[Interface dataset entries]
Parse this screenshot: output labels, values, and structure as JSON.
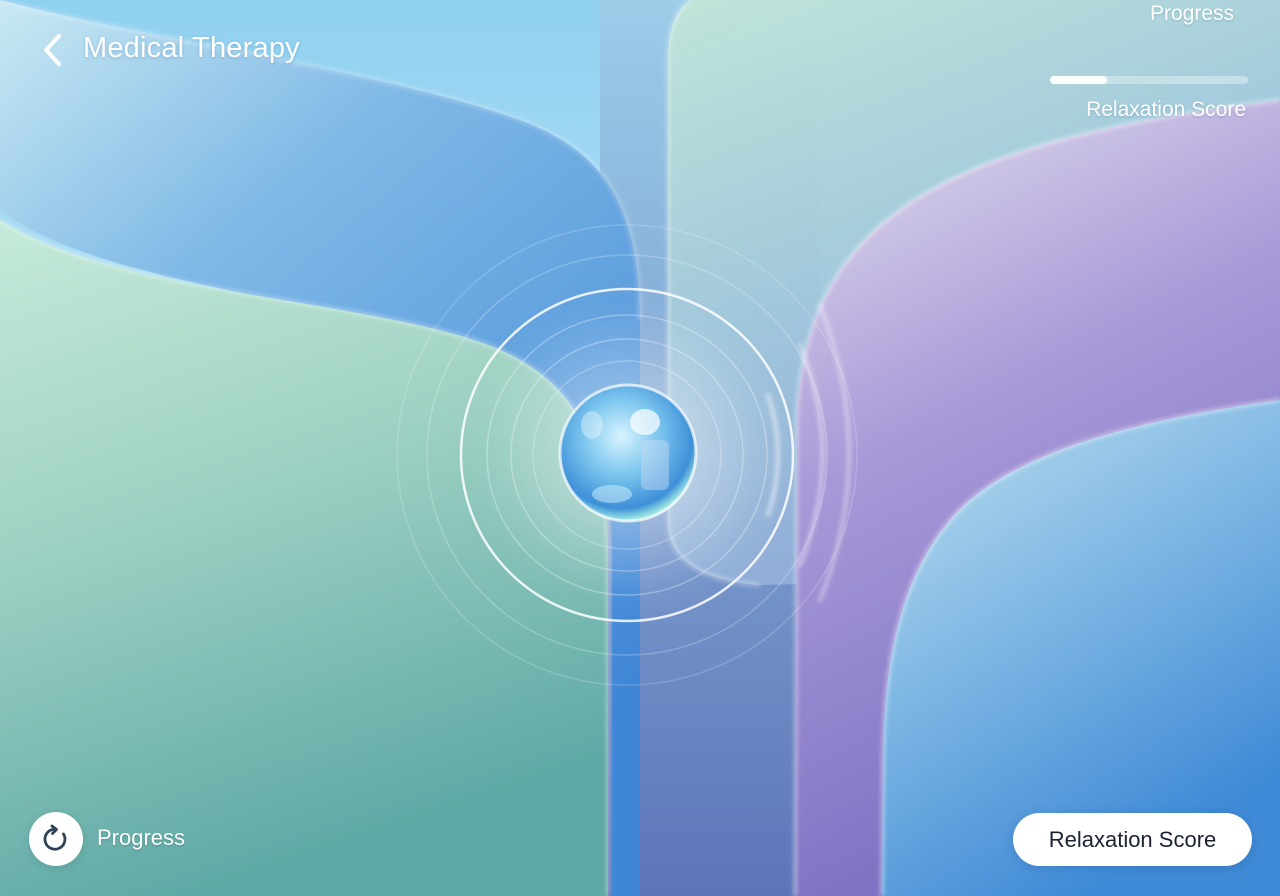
{
  "header": {
    "title": "Medical Therapy",
    "back_icon": "chevron-left-icon"
  },
  "progress_panel": {
    "label": "Progress",
    "fill_fraction": 0.29,
    "score_label": "Relaxation Score"
  },
  "footer": {
    "restart_icon": "rotate-clockwise-icon",
    "progress_label": "Progress",
    "score_button_label": "Relaxation Score"
  },
  "colors": {
    "teal": "#6fbfb0",
    "sky_blue": "#8fd0f0",
    "lavender": "#a896d6",
    "deep_blue": "#4a8fd8",
    "white": "#ffffff"
  }
}
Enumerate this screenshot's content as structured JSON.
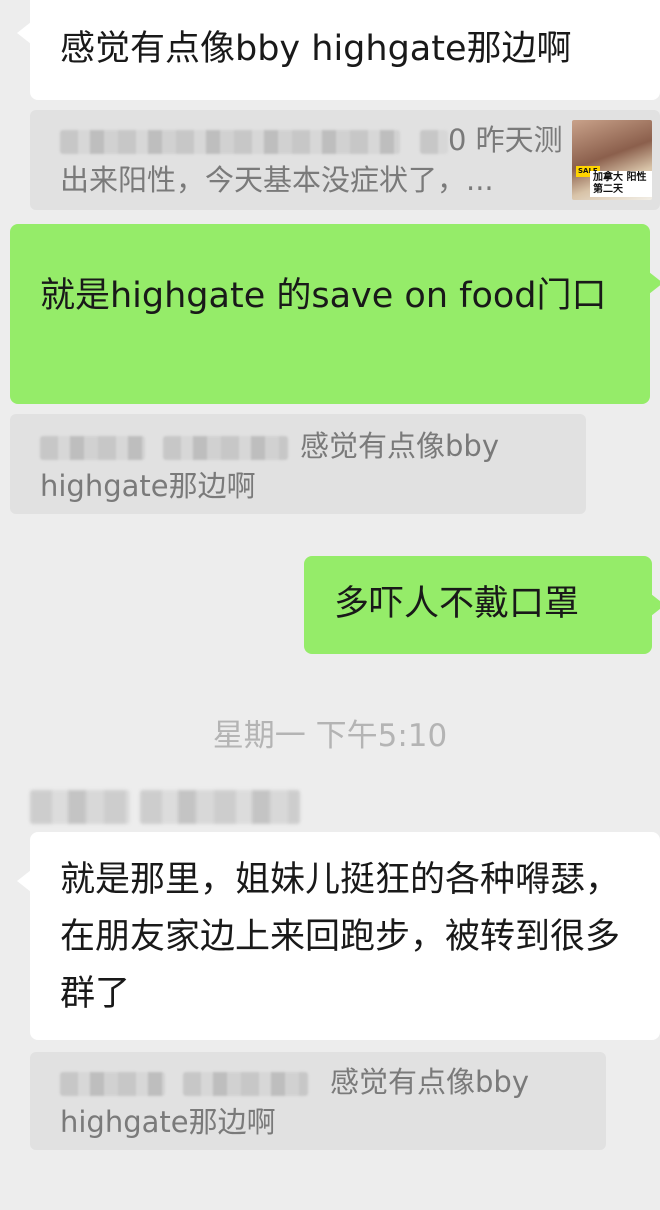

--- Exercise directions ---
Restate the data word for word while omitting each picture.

--- The answer ---
Parse this screenshot: output labels, values, and structure as JSON.
{
  "header": {
    "title": "Medical Therapy",
    "back_icon": "chevron-left-icon"
  },
  "progress_panel": {
    "label": "Progress",
    "fill_fraction": 0.29,
    "score_label": "Relaxation Score"
  },
  "footer": {
    "restart_icon": "rotate-clockwise-icon",
    "progress_label": "Progress",
    "score_button_label": "Relaxation Score"
  },
  "colors": {
    "teal": "#6fbfb0",
    "sky_blue": "#8fd0f0",
    "lavender": "#a896d6",
    "deep_blue": "#4a8fd8",
    "white": "#ffffff"
  }
}
Enumerate this screenshot's content as structured JSON.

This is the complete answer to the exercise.